● Supplied material:

*** Block opens ***

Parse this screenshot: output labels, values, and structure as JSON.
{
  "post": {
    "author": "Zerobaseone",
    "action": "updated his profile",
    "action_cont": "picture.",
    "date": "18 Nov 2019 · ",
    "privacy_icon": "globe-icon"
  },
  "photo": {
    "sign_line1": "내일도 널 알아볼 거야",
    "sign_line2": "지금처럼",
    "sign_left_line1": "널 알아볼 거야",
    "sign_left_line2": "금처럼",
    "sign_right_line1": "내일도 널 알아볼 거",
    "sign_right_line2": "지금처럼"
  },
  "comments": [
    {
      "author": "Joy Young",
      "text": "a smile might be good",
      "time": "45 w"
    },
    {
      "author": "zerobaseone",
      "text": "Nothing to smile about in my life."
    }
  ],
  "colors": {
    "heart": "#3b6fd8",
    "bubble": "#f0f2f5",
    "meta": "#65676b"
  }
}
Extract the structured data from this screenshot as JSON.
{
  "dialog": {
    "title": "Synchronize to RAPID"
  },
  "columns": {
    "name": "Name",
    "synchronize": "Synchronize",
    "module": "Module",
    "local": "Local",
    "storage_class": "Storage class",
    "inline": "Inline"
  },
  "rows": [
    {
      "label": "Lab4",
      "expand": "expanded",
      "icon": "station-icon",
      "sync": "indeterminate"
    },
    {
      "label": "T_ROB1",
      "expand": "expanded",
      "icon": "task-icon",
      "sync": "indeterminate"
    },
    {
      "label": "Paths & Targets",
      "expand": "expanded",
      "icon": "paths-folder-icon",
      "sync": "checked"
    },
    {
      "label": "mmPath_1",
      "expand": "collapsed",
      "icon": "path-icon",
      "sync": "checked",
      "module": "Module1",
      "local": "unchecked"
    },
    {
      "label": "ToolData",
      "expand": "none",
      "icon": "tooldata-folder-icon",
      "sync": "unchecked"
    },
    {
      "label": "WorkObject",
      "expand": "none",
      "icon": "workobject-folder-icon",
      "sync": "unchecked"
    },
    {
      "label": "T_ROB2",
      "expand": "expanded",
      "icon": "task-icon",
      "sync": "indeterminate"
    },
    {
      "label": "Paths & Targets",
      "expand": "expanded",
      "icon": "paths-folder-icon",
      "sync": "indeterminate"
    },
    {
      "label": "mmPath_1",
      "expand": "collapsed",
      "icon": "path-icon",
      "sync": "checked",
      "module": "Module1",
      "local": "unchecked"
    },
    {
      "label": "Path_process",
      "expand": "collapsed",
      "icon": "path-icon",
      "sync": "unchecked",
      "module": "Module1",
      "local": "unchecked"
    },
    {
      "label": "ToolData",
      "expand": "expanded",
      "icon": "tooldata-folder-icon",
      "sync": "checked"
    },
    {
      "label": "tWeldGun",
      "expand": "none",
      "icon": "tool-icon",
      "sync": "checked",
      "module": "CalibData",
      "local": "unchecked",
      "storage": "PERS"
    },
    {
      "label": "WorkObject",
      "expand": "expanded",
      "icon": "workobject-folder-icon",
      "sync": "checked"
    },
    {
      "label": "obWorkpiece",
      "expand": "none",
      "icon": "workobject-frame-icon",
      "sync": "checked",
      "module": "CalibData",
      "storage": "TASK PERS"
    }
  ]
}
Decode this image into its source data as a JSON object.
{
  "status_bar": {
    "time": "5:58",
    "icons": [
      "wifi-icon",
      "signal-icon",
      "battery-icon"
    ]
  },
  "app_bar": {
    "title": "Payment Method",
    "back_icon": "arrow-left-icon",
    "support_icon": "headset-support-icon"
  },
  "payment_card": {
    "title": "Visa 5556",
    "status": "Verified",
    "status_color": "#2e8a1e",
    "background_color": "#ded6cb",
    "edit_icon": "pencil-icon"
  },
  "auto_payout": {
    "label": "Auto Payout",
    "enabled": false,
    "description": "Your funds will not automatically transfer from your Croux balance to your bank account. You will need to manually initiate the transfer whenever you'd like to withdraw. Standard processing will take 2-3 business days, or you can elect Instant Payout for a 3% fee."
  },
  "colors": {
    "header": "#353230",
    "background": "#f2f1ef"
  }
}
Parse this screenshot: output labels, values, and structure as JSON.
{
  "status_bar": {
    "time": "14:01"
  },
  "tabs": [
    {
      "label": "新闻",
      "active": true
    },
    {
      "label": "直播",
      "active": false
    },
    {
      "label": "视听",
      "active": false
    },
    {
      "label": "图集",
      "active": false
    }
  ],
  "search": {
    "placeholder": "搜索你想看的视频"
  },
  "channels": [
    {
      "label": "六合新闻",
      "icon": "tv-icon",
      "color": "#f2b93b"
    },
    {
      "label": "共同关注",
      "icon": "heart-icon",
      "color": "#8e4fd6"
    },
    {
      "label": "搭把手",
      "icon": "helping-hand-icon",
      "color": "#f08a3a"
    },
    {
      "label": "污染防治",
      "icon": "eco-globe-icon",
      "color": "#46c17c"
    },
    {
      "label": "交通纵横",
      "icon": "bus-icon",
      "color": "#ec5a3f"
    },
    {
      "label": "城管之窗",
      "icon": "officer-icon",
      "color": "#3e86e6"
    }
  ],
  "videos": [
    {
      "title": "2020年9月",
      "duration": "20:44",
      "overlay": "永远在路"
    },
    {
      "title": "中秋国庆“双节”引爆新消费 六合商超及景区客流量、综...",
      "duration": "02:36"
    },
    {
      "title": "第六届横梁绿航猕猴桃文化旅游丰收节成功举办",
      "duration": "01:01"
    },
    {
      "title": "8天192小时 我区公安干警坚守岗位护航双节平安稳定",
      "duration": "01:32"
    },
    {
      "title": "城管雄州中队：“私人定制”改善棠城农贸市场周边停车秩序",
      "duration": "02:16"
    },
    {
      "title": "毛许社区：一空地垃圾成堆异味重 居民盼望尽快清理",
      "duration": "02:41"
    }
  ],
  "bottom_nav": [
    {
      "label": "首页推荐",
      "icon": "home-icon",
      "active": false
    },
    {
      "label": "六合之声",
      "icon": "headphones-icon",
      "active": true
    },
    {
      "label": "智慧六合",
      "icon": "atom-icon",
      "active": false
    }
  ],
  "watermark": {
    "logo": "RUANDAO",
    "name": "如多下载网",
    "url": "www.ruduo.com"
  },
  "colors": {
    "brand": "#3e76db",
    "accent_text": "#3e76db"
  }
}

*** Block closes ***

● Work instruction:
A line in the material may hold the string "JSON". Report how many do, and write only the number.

● Solution to this problem:
4